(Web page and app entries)
___

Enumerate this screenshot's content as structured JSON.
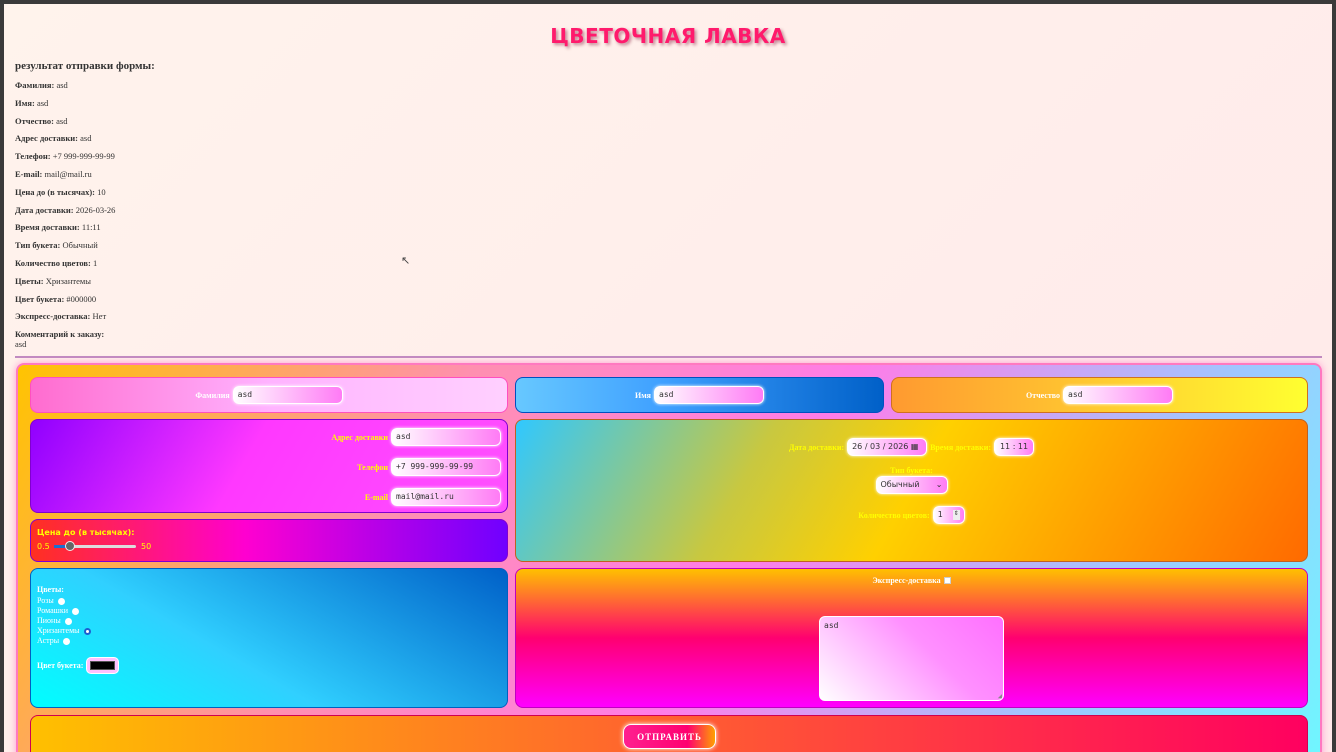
{
  "title": "ЦВЕТОЧНАЯ ЛАВКА",
  "result": {
    "heading": "результат отправки формы:",
    "items": [
      {
        "label": "Фамилия:",
        "value": "asd"
      },
      {
        "label": "Имя:",
        "value": "asd"
      },
      {
        "label": "Отчество:",
        "value": "asd"
      },
      {
        "label": "Адрес доставки:",
        "value": "asd"
      },
      {
        "label": "Телефон:",
        "value": "+7 999-999-99-99"
      },
      {
        "label": "E-mail:",
        "value": "mail@mail.ru"
      },
      {
        "label": "Цена до (в тысячах):",
        "value": "10"
      },
      {
        "label": "Дата доставки:",
        "value": "2026-03-26"
      },
      {
        "label": "Время доставки:",
        "value": "11:11"
      },
      {
        "label": "Тип букета:",
        "value": "Обычный"
      },
      {
        "label": "Количество цветов:",
        "value": "1"
      },
      {
        "label": "Цветы:",
        "value": "Хризантемы"
      },
      {
        "label": "Цвет букета:",
        "value": "#000000"
      },
      {
        "label": "Экспресс-доставка:",
        "value": "Нет"
      },
      {
        "label": "Комментарий к заказу:",
        "value": "asd"
      }
    ]
  },
  "form": {
    "surname": {
      "label": "Фамилия",
      "value": "asd"
    },
    "name": {
      "label": "Имя",
      "value": "asd"
    },
    "patronymic": {
      "label": "Отчество",
      "value": "asd"
    },
    "address": {
      "label": "Адрес доставки",
      "value": "asd"
    },
    "phone": {
      "label": "Телефон",
      "value": "+7 999-999-99-99"
    },
    "email": {
      "label": "E-mail",
      "value": "mail@mail.ru"
    },
    "price": {
      "label": "Цена до (в тысячах):",
      "min": "0.5",
      "max": "50",
      "value": 10
    },
    "date": {
      "label": "Дата доставки:",
      "value": "26 / 03 / 2026"
    },
    "time": {
      "label": "Время доставки:",
      "value": "11 : 11"
    },
    "type": {
      "label": "Тип букета:",
      "value": "Обычный"
    },
    "count": {
      "label": "Количество цветов:",
      "value": "1"
    },
    "flowers": {
      "label": "Цветы:",
      "options": [
        "Розы",
        "Ромашки",
        "Пионы",
        "Хризантемы",
        "Астры"
      ],
      "selected": 3
    },
    "color": {
      "label": "Цвет букета:",
      "value": "#000000"
    },
    "express": {
      "label": "Экспресс-доставка",
      "checked": false
    },
    "comment": {
      "value": "asd"
    },
    "submit": "ОТПРАВИТЬ"
  }
}
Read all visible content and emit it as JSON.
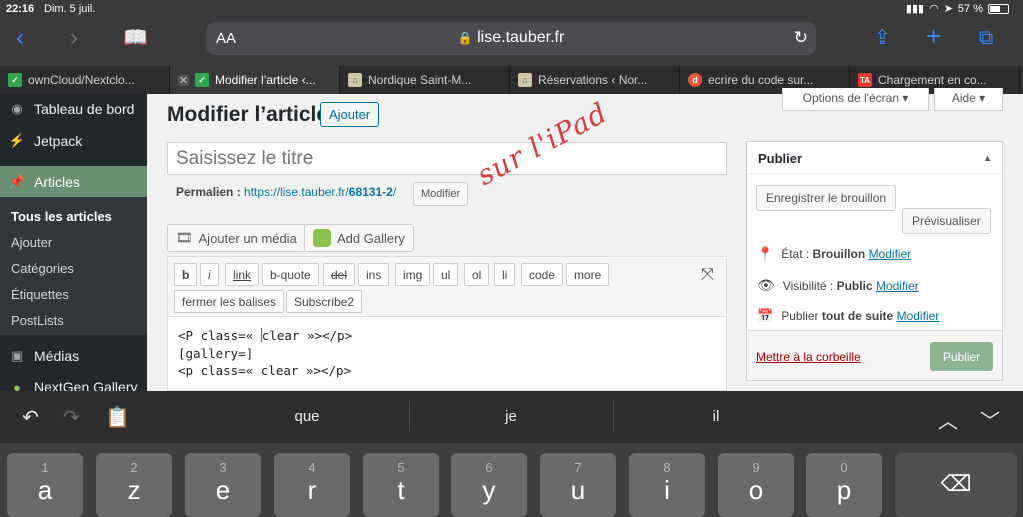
{
  "status": {
    "time": "22:16",
    "date": "Dim. 5 juil.",
    "battery": "57 %"
  },
  "safari": {
    "aa": "AA",
    "url": "lise.tauber.fr"
  },
  "tabs": [
    {
      "title": "ownCloud/Nextclo...",
      "favicon_color": "#2fa84f",
      "favicon": "✓"
    },
    {
      "title": "Modifier l’article ‹...",
      "favicon_color": "#2fa84f",
      "favicon": "✓"
    },
    {
      "title": "Nordique Saint-M...",
      "favicon_color": "#cfc7a8",
      "favicon": "⌂"
    },
    {
      "title": "Réservations ‹ Nor...",
      "favicon_color": "#cfc7a8",
      "favicon": "⌂"
    },
    {
      "title": "ecrire du code sur...",
      "favicon_color": "#de5833",
      "favicon": "d"
    },
    {
      "title": "Chargement en co...",
      "favicon_color": "#e23b2d",
      "favicon": "TA"
    }
  ],
  "sidebar": {
    "items": [
      {
        "label": "Tableau de bord",
        "icon": "dashboard-icon"
      },
      {
        "label": "Jetpack",
        "icon": "jetpack-icon"
      },
      {
        "label": "Articles",
        "icon": "pin-icon"
      }
    ],
    "submenu": [
      "Tous les articles",
      "Ajouter",
      "Catégories",
      "Étiquettes",
      "PostLists"
    ],
    "bottom": [
      {
        "label": "Médias",
        "icon": "media-icon"
      },
      {
        "label": "NextGen Gallery",
        "icon": "gallery-icon"
      }
    ]
  },
  "header": {
    "title": "Modifier l’article",
    "add_label": "Ajouter",
    "screen_options": "Options de l'écran ▾",
    "help": "Aide ▾"
  },
  "editor": {
    "title_placeholder": "Saisissez le titre",
    "permalink_label": "Permalien :",
    "permalink_url_prefix": "https://lise.tauber.fr/",
    "permalink_slug": "68131-2",
    "permalink_url_suffix": "/",
    "permalink_edit": "Modifier",
    "handwriting": "sur l'iPad",
    "add_media": "Ajouter un média",
    "add_gallery": "Add Gallery",
    "quicktags": [
      "b",
      "i",
      "link",
      "b-quote",
      "del",
      "ins",
      "img",
      "ul",
      "ol",
      "li",
      "code",
      "more"
    ],
    "quicktags_row2": [
      "fermer les balises",
      "Subscribe2"
    ],
    "code_line1_a": "<P class=« ",
    "code_line1_b": "clear »></p>",
    "code_line2": "[gallery=]",
    "code_line3": "<p class=« clear »></p>"
  },
  "publish": {
    "heading": "Publier",
    "save_draft": "Enregistrer le brouillon",
    "preview": "Prévisualiser",
    "status_label": "État :",
    "status_value": "Brouillon",
    "visibility_label": "Visibilité :",
    "visibility_value": "Public",
    "schedule_label": "Publier",
    "schedule_value": "tout de suite",
    "edit": "Modifier",
    "trash": "Mettre à la corbeille",
    "publish": "Publier"
  },
  "keyboard": {
    "suggestions": [
      "que",
      "je",
      "il"
    ],
    "keys": [
      {
        "num": "1",
        "letter": "a"
      },
      {
        "num": "2",
        "letter": "z"
      },
      {
        "num": "3",
        "letter": "e"
      },
      {
        "num": "4",
        "letter": "r"
      },
      {
        "num": "5",
        "letter": "t"
      },
      {
        "num": "6",
        "letter": "y"
      },
      {
        "num": "7",
        "letter": "u"
      },
      {
        "num": "8",
        "letter": "i"
      },
      {
        "num": "9",
        "letter": "o"
      },
      {
        "num": "0",
        "letter": "p"
      }
    ]
  }
}
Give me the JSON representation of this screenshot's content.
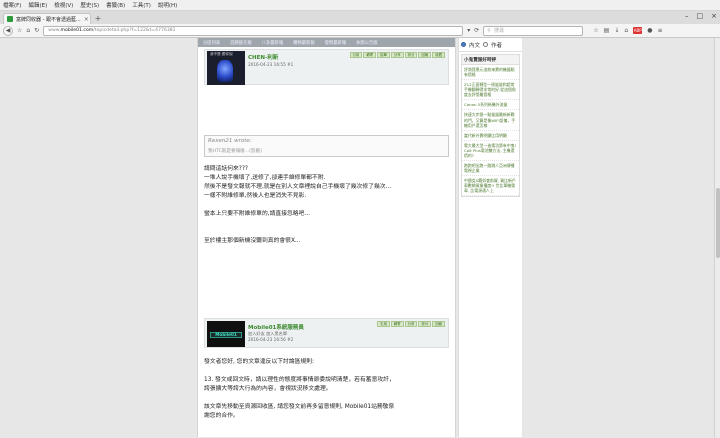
{
  "menu": [
    "檔案(F)",
    "編輯(E)",
    "檢視(V)",
    "歷史(S)",
    "書籤(B)",
    "工具(T)",
    "說明(H)"
  ],
  "tab": {
    "title": "富牌同收器 - 跟不會透過藍..."
  },
  "url": {
    "prefix": "www.",
    "domain": "mobile01.com",
    "path": "/topicdetail.php?f=122&t=4776381"
  },
  "search": {
    "placeholder": "搜尋"
  },
  "subnav": [
    "分區列表",
    "話題搶先報",
    "八卦最新報",
    "購物最新報",
    "發問最新報",
    "休閒公告版"
  ],
  "post1": {
    "username": "CHEN-利新",
    "date": "2016-04-23 16:55  #1",
    "avatar_label": "我不是 跟你說",
    "actions": [
      "引用",
      "轉寄",
      "檢舉",
      "分享",
      "評分",
      "回報",
      "收藏"
    ],
    "quote_author": "Rexen21 wrote:",
    "quote_text": "我HTC就是要報廢...(恕刪)",
    "lines": [
      "請問這話何來???",
      "一堆人說手機壞了,送修了,卻連手維修單都不附.",
      "然後不是發文報就不理,就是在別人文章裡說自己手機壞了幾次修了幾次...",
      "一樣不附維修單,然後人也是消失不見影.",
      "",
      "蠻本上只要不附維修單的,請直接忽略吧...",
      "",
      "",
      "至於樓主那個新機沒聽到真的會很X..."
    ]
  },
  "post2": {
    "username": "Mobile01系統服務員",
    "meta1": "加入好友   加入黑名單",
    "date": "2016-04-23 16:56  #2",
    "avatar_text": "Mobile01",
    "actions": [
      "引用",
      "轉寄",
      "分享",
      "評分",
      "回報"
    ],
    "lines": [
      "發文者您好, 您的文章違反以下討論區規則:",
      "",
      "13. 發文或回文時，請以理性的態度將事情原委說明清楚，若有蓄意攻訐，",
      "誇張擴大等誇大行為的內容，會視狀況移文處理。",
      "",
      "該文章先移動至資源回收區, 請您發文前再多留意規則, Mobile01站務敬祭",
      "謝您的合作。"
    ]
  },
  "sidebar": {
    "radio1": "內文",
    "radio2": "作者",
    "box_title": "小鬼賣服好時評",
    "items": [
      "評測我黑元這款來賣的機器點有價格",
      "Z12正面轉型一周量量和超常手機翻轉得非常的好,從這個角度去評價最價格",
      "Canon 5系列新機外流量",
      "快速大步跟一點量量最新新戰的門，又算是像WIFI設備，手機用戶還怎樣",
      "當代新外賣明顯比用明顯",
      "電大最大型一造電功第有中鬼! Colt Plus電池雙方法, 主機還價的?",
      "跑跑吧出跑一路跳人亞洲傳播電視企業",
      "中國女A觸如會前買, 買比新戶車數網資業權度!! 世比單機電車, 比電源通人上"
    ]
  }
}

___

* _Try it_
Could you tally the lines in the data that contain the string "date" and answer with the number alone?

* _Answer for this exercise_
4